  • Use gentle pressure to examine both testis (one at a time)
  • Using the thumb and first two fingers
  • Note the size and consistency of the testis
  • To size the testis you may use an orchidometer this is a chart or a set of beads indicating the size / volume of the testicle in millilitres.

Palpation of the testes

  • Palpate the epididymis situated along the posterolateral surface
  • This should feel smooth and is broadest superiorly, at its head
  • Finally roll with the finger and thumb to palpate the vas deferens
  • Examination of the scrotum & testes should be performed with the patient supine unless indicated in history e.g. hydrocele, hernia etc. in which case you would examine the patient in the standing position as well.


A set of beads such as those depicted to the right may be used to estimate the size of the patient’s testis.

Examination of the penis

  • Gently retract foreskin to expose the glans (the patient may wish to do this themselves)
  • The foreskin should be supple allowing smooth and painless retraction.
  • Observe the glans penis for any abnormalities
  • An odourless, curd-like smegma often underlies the foreskin
  • Inspect both ventral and dorsal surfaces of the shaft of the penis for any abnormalities

Examine the urethral meatus

Using your thumb apply gentle pressure to the glans to gently open the urethral meatus, this should expose healthy glistening pink mucosa.

If there is any discharge then a swab should be taken. Make sure you know how to take the swab and equally important, know how to complete the paperwork and forward the sample to the correct laboratory.

If the patient has complained of urethral discharge and no discharge is apparent the patient may be shown how to take a swab themselves next time the discharge is noticed.

At the end of the examination

Always replace the foreskin (if present) at the end of the examination.
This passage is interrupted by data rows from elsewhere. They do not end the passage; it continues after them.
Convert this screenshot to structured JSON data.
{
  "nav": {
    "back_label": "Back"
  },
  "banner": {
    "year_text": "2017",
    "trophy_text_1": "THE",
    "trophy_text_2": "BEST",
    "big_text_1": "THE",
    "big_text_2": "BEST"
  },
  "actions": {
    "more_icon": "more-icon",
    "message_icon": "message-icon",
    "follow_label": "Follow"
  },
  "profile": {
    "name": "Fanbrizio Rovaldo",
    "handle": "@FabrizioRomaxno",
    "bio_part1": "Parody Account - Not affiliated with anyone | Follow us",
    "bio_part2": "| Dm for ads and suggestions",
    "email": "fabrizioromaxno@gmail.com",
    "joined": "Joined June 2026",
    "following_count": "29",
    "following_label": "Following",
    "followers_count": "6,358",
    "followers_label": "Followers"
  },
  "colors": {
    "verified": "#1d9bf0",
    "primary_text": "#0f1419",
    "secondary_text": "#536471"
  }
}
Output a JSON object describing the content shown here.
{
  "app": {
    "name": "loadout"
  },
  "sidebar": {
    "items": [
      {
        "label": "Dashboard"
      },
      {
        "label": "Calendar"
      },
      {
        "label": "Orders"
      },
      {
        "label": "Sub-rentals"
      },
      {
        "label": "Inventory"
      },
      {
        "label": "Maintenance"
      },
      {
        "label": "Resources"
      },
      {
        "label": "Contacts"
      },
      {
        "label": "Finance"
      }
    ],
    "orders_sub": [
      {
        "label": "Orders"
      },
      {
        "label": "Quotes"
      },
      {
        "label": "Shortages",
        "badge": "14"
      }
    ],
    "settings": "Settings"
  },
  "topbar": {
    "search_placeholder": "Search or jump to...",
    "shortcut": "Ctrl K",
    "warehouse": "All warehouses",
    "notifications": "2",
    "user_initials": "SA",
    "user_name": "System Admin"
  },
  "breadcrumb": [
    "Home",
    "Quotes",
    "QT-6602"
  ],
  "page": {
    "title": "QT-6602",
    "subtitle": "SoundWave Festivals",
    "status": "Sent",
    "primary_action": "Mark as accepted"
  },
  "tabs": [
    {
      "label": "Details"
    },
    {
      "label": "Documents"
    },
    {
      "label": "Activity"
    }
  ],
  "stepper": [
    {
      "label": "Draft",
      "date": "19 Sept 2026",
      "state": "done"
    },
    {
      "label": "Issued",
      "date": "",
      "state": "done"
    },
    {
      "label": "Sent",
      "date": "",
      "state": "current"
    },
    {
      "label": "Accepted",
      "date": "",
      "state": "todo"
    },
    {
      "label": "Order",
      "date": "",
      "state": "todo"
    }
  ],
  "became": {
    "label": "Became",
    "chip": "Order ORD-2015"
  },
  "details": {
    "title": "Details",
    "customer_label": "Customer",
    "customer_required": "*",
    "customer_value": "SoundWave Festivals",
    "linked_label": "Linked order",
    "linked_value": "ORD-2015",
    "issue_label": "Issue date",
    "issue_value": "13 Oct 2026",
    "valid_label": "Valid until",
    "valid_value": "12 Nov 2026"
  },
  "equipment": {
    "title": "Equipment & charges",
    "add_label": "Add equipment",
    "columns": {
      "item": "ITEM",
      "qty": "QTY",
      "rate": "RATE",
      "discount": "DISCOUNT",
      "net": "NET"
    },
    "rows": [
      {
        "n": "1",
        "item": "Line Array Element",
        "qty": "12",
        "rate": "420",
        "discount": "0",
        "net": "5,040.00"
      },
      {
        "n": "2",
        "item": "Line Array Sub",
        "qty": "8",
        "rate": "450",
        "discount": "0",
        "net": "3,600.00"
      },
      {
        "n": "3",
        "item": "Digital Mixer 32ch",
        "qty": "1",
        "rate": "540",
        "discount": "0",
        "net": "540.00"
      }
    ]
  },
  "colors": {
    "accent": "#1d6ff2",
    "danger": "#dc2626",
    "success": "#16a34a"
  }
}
Record your findings on the appropriately formatted history note sheet. Not forgetting that you should have:

  • Patient identification including their hospital / NHS number where applicable
  • Date, time
  • Signature and name printed together with title

When documenting or describing your findings remember to comment on the:

  • Penis
  • Scrotum
  • Scrotal contents – testes vas deferens epididymis, spermatic cord and any abnormal masses.

Remember to describe your findings as fully as possible and aided with any diagrams that you may wish to draw.